Dataset content Start Marker
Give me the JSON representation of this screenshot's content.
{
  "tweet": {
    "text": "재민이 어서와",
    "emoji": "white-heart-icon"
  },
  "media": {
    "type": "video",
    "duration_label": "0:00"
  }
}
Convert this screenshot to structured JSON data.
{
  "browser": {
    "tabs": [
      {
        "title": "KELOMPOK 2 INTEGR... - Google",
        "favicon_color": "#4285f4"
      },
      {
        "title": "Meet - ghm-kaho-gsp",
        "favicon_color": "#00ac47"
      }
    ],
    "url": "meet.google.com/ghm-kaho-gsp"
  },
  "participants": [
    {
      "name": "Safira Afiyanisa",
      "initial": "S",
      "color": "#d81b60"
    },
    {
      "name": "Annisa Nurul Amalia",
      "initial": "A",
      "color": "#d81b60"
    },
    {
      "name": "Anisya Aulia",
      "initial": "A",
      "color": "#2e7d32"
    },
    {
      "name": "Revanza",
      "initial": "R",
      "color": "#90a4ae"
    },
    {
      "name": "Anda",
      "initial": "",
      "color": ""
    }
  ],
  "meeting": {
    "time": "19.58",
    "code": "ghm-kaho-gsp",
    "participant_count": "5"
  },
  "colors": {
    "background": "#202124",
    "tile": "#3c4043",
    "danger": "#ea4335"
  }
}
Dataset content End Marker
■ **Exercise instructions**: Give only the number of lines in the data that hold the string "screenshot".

■ **Result for this task**: 2